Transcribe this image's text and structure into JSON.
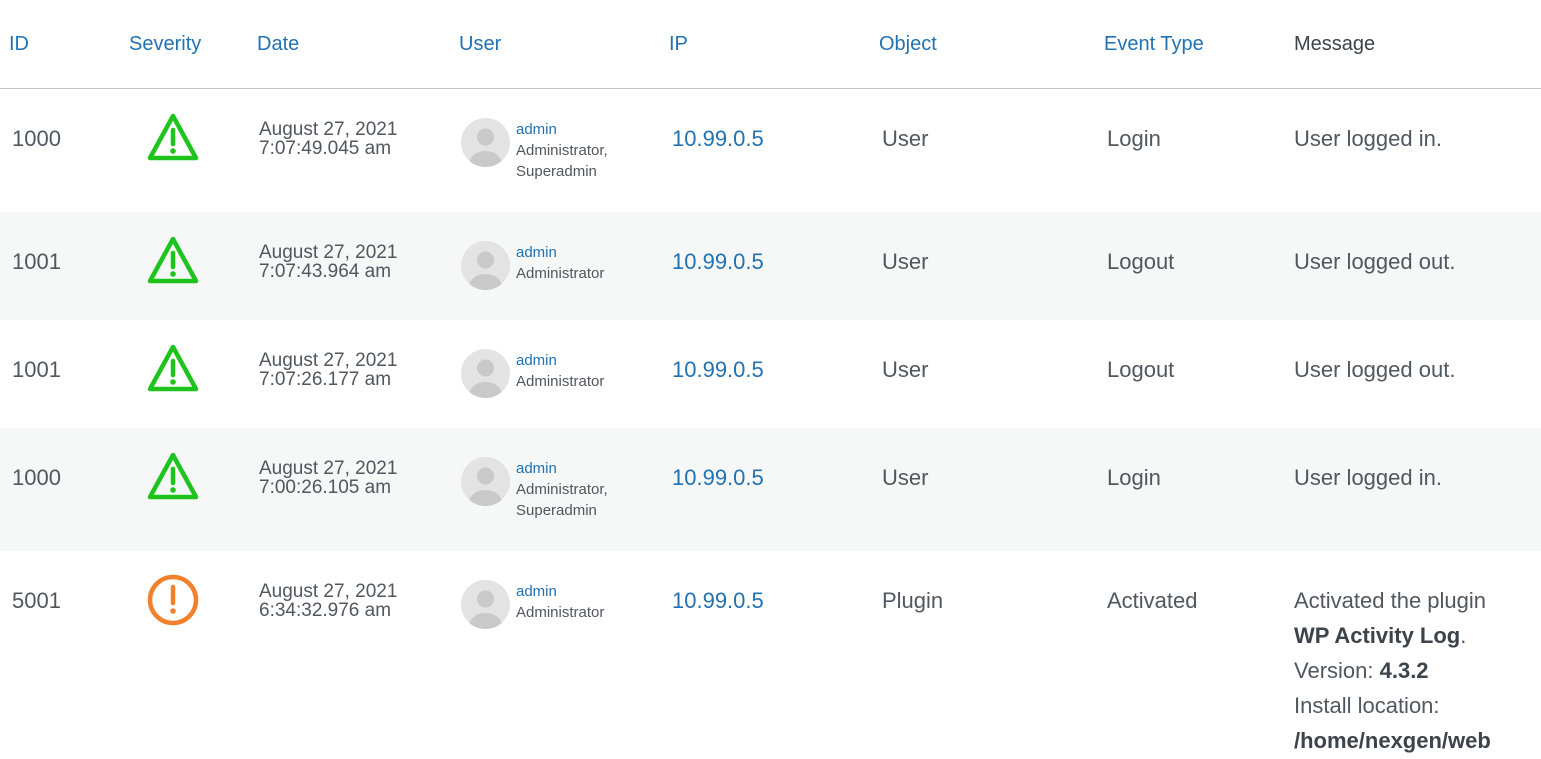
{
  "columns": {
    "id": "ID",
    "severity": "Severity",
    "date": "Date",
    "user": "User",
    "ip": "IP",
    "object": "Object",
    "event_type": "Event Type",
    "message": "Message"
  },
  "colors": {
    "link": "#2271b1",
    "warning_green": "#1ec31e",
    "alert_orange": "#f0802c",
    "alt_row": "#f6f7f7"
  },
  "rows": [
    {
      "id": "1000",
      "severity_icon": "warning-triangle-icon",
      "date": "August 27, 2021",
      "time": "7:07:49.045 am",
      "username": "admin",
      "role": "Administrator,",
      "role2": "Superadmin",
      "ip": "10.99.0.5",
      "object": "User",
      "event_type": "Login",
      "message": "User logged in."
    },
    {
      "id": "1001",
      "severity_icon": "warning-triangle-icon",
      "date": "August 27, 2021",
      "time": "7:07:43.964 am",
      "username": "admin",
      "role": "Administrator",
      "ip": "10.99.0.5",
      "object": "User",
      "event_type": "Logout",
      "message": "User logged out."
    },
    {
      "id": "1001",
      "severity_icon": "warning-triangle-icon",
      "date": "August 27, 2021",
      "time": "7:07:26.177 am",
      "username": "admin",
      "role": "Administrator",
      "ip": "10.99.0.5",
      "object": "User",
      "event_type": "Logout",
      "message": "User logged out."
    },
    {
      "id": "1000",
      "severity_icon": "warning-triangle-icon",
      "date": "August 27, 2021",
      "time": "7:00:26.105 am",
      "username": "admin",
      "role": "Administrator,",
      "role2": "Superadmin",
      "ip": "10.99.0.5",
      "object": "User",
      "event_type": "Login",
      "message": "User logged in."
    },
    {
      "id": "5001",
      "severity_icon": "alert-circle-icon",
      "date": "August 27, 2021",
      "time": "6:34:32.976 am",
      "username": "admin",
      "role": "Administrator",
      "ip": "10.99.0.5",
      "object": "Plugin",
      "event_type": "Activated",
      "message_parts": {
        "intro": "Activated the plugin",
        "plugin_name": "WP Activity Log",
        "period": ".",
        "version_label": "Version: ",
        "version": "4.3.2",
        "location_label": "Install location:",
        "location": "/home/nexgen/web"
      }
    }
  ]
}
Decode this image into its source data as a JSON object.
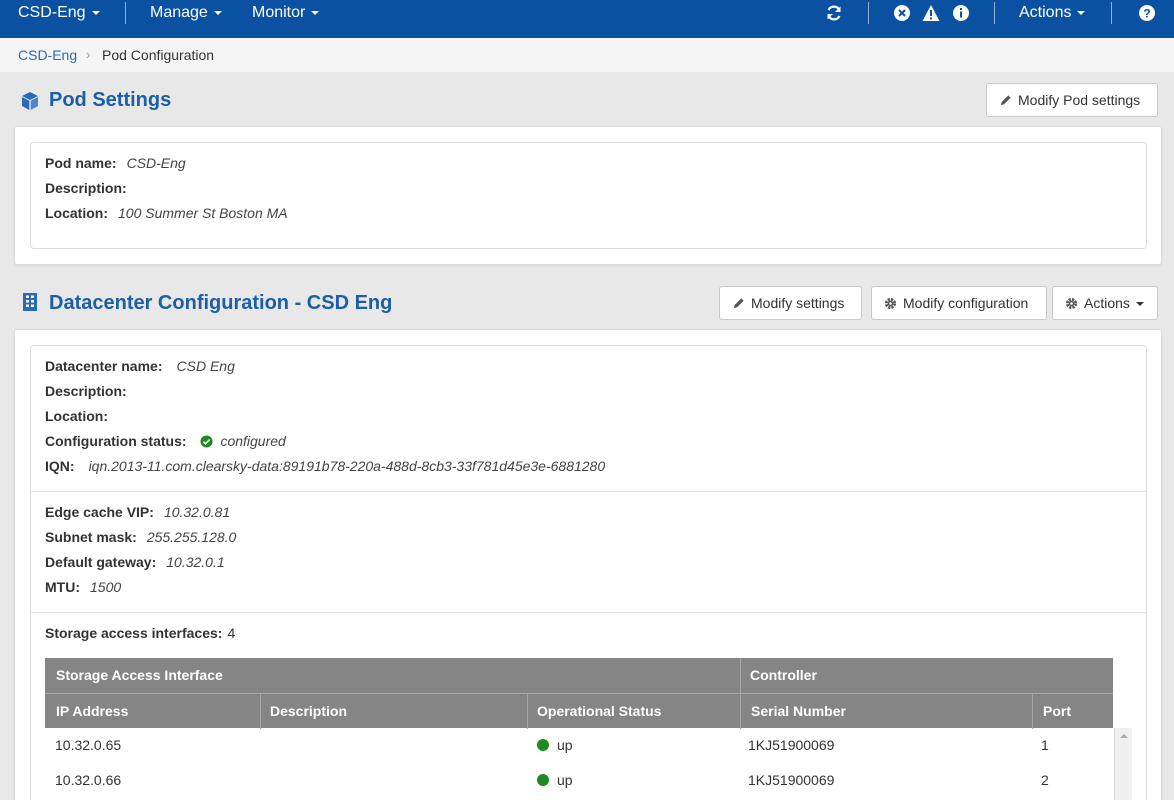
{
  "topnav": {
    "pod_menu": "CSD-Eng",
    "manage_menu": "Manage",
    "monitor_menu": "Monitor",
    "actions_menu": "Actions",
    "icons": [
      "refresh-icon",
      "error-icon",
      "warning-icon",
      "info-icon",
      "help-icon"
    ]
  },
  "breadcrumb": {
    "root": "CSD-Eng",
    "current": "Pod Configuration"
  },
  "pod_settings": {
    "title": "Pod Settings",
    "modify_button": "Modify Pod settings",
    "fields": {
      "name_label": "Pod name:",
      "name_value": "CSD-Eng",
      "description_label": "Description:",
      "location_label": "Location:",
      "location_value": "100 Summer St Boston MA"
    }
  },
  "datacenter": {
    "title": "Datacenter Configuration - CSD Eng",
    "modify_settings_button": "Modify settings",
    "modify_configuration_button": "Modify configuration",
    "actions_button": "Actions",
    "fields": {
      "name_label": "Datacenter name:",
      "name_value": "CSD Eng",
      "description_label": "Description:",
      "location_label": "Location:",
      "status_label": "Configuration status:",
      "status_value": "configured",
      "iqn_label": "IQN:",
      "iqn_value": "iqn.2013-11.com.clearsky-data:89191b78-220a-488d-8cb3-33f781d45e3e-6881280"
    },
    "network": {
      "vip_label": "Edge cache VIP:",
      "vip_value": "10.32.0.81",
      "subnet_label": "Subnet mask:",
      "subnet_value": "255.255.128.0",
      "gateway_label": "Default gateway:",
      "gateway_value": "10.32.0.1",
      "mtu_label": "MTU:",
      "mtu_value": "1500"
    },
    "storage": {
      "count_label": "Storage access interfaces:",
      "count_value": "4",
      "group_headers": {
        "sai": "Storage Access Interface",
        "controller": "Controller"
      },
      "columns": {
        "ip": "IP Address",
        "description": "Description",
        "status": "Operational Status",
        "serial": "Serial Number",
        "port": "Port"
      },
      "rows": [
        {
          "ip": "10.32.0.65",
          "description": "",
          "status": "up",
          "serial": "1KJ51900069",
          "port": "1"
        },
        {
          "ip": "10.32.0.66",
          "description": "",
          "status": "up",
          "serial": "1KJ51900069",
          "port": "2"
        }
      ]
    }
  },
  "colors": {
    "nav_bg": "#0a51a1",
    "title_blue": "#1c5ea8",
    "status_green": "#1f8a1f",
    "table_header": "#858585"
  }
}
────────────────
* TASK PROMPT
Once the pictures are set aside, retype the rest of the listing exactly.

* RESPONSE TO THIS TASK
Transcribe this image's text and structure into JSON.
{
  "columns": {
    "id": "ID",
    "severity": "Severity",
    "date": "Date",
    "user": "User",
    "ip": "IP",
    "object": "Object",
    "event_type": "Event Type",
    "message": "Message"
  },
  "colors": {
    "link": "#2271b1",
    "warning_green": "#1ec31e",
    "alert_orange": "#f0802c",
    "alt_row": "#f6f7f7"
  },
  "rows": [
    {
      "id": "1000",
      "severity_icon": "warning-triangle-icon",
      "date": "August 27, 2021",
      "time": "7:07:49.045 am",
      "username": "admin",
      "role": "Administrator,",
      "role2": "Superadmin",
      "ip": "10.99.0.5",
      "object": "User",
      "event_type": "Login",
      "message": "User logged in."
    },
    {
      "id": "1001",
      "severity_icon": "warning-triangle-icon",
      "date": "August 27, 2021",
      "time": "7:07:43.964 am",
      "username": "admin",
      "role": "Administrator",
      "ip": "10.99.0.5",
      "object": "User",
      "event_type": "Logout",
      "message": "User logged out."
    },
    {
      "id": "1001",
      "severity_icon": "warning-triangle-icon",
      "date": "August 27, 2021",
      "time": "7:07:26.177 am",
      "username": "admin",
      "role": "Administrator",
      "ip": "10.99.0.5",
      "object": "User",
      "event_type": "Logout",
      "message": "User logged out."
    },
    {
      "id": "1000",
      "severity_icon": "warning-triangle-icon",
      "date": "August 27, 2021",
      "time": "7:00:26.105 am",
      "username": "admin",
      "role": "Administrator,",
      "role2": "Superadmin",
      "ip": "10.99.0.5",
      "object": "User",
      "event_type": "Login",
      "message": "User logged in."
    },
    {
      "id": "5001",
      "severity_icon": "alert-circle-icon",
      "date": "August 27, 2021",
      "time": "6:34:32.976 am",
      "username": "admin",
      "role": "Administrator",
      "ip": "10.99.0.5",
      "object": "Plugin",
      "event_type": "Activated",
      "message_parts": {
        "intro": "Activated the plugin",
        "plugin_name": "WP Activity Log",
        "period": ".",
        "version_label": "Version: ",
        "version": "4.3.2",
        "location_label": "Install location:",
        "location": "/home/nexgen/web"
      }
    }
  ]
}
Decode this image into its source data as a JSON object.
{
  "topnav": {
    "pod_menu": "CSD-Eng",
    "manage_menu": "Manage",
    "monitor_menu": "Monitor",
    "actions_menu": "Actions",
    "icons": [
      "refresh-icon",
      "error-icon",
      "warning-icon",
      "info-icon",
      "help-icon"
    ]
  },
  "breadcrumb": {
    "root": "CSD-Eng",
    "current": "Pod Configuration"
  },
  "pod_settings": {
    "title": "Pod Settings",
    "modify_button": "Modify Pod settings",
    "fields": {
      "name_label": "Pod name:",
      "name_value": "CSD-Eng",
      "description_label": "Description:",
      "location_label": "Location:",
      "location_value": "100 Summer St Boston MA"
    }
  },
  "datacenter": {
    "title": "Datacenter Configuration - CSD Eng",
    "modify_settings_button": "Modify settings",
    "modify_configuration_button": "Modify configuration",
    "actions_button": "Actions",
    "fields": {
      "name_label": "Datacenter name:",
      "name_value": "CSD Eng",
      "description_label": "Description:",
      "location_label": "Location:",
      "status_label": "Configuration status:",
      "status_value": "configured",
      "iqn_label": "IQN:",
      "iqn_value": "iqn.2013-11.com.clearsky-data:89191b78-220a-488d-8cb3-33f781d45e3e-6881280"
    },
    "network": {
      "vip_label": "Edge cache VIP:",
      "vip_value": "10.32.0.81",
      "subnet_label": "Subnet mask:",
      "subnet_value": "255.255.128.0",
      "gateway_label": "Default gateway:",
      "gateway_value": "10.32.0.1",
      "mtu_label": "MTU:",
      "mtu_value": "1500"
    },
    "storage": {
      "count_label": "Storage access interfaces:",
      "count_value": "4",
      "group_headers": {
        "sai": "Storage Access Interface",
        "controller": "Controller"
      },
      "columns": {
        "ip": "IP Address",
        "description": "Description",
        "status": "Operational Status",
        "serial": "Serial Number",
        "port": "Port"
      },
      "rows": [
        {
          "ip": "10.32.0.65",
          "description": "",
          "status": "up",
          "serial": "1KJ51900069",
          "port": "1"
        },
        {
          "ip": "10.32.0.66",
          "description": "",
          "status": "up",
          "serial": "1KJ51900069",
          "port": "2"
        }
      ]
    }
  },
  "colors": {
    "nav_bg": "#0a51a1",
    "title_blue": "#1c5ea8",
    "status_green": "#1f8a1f",
    "table_header": "#858585"
  }
}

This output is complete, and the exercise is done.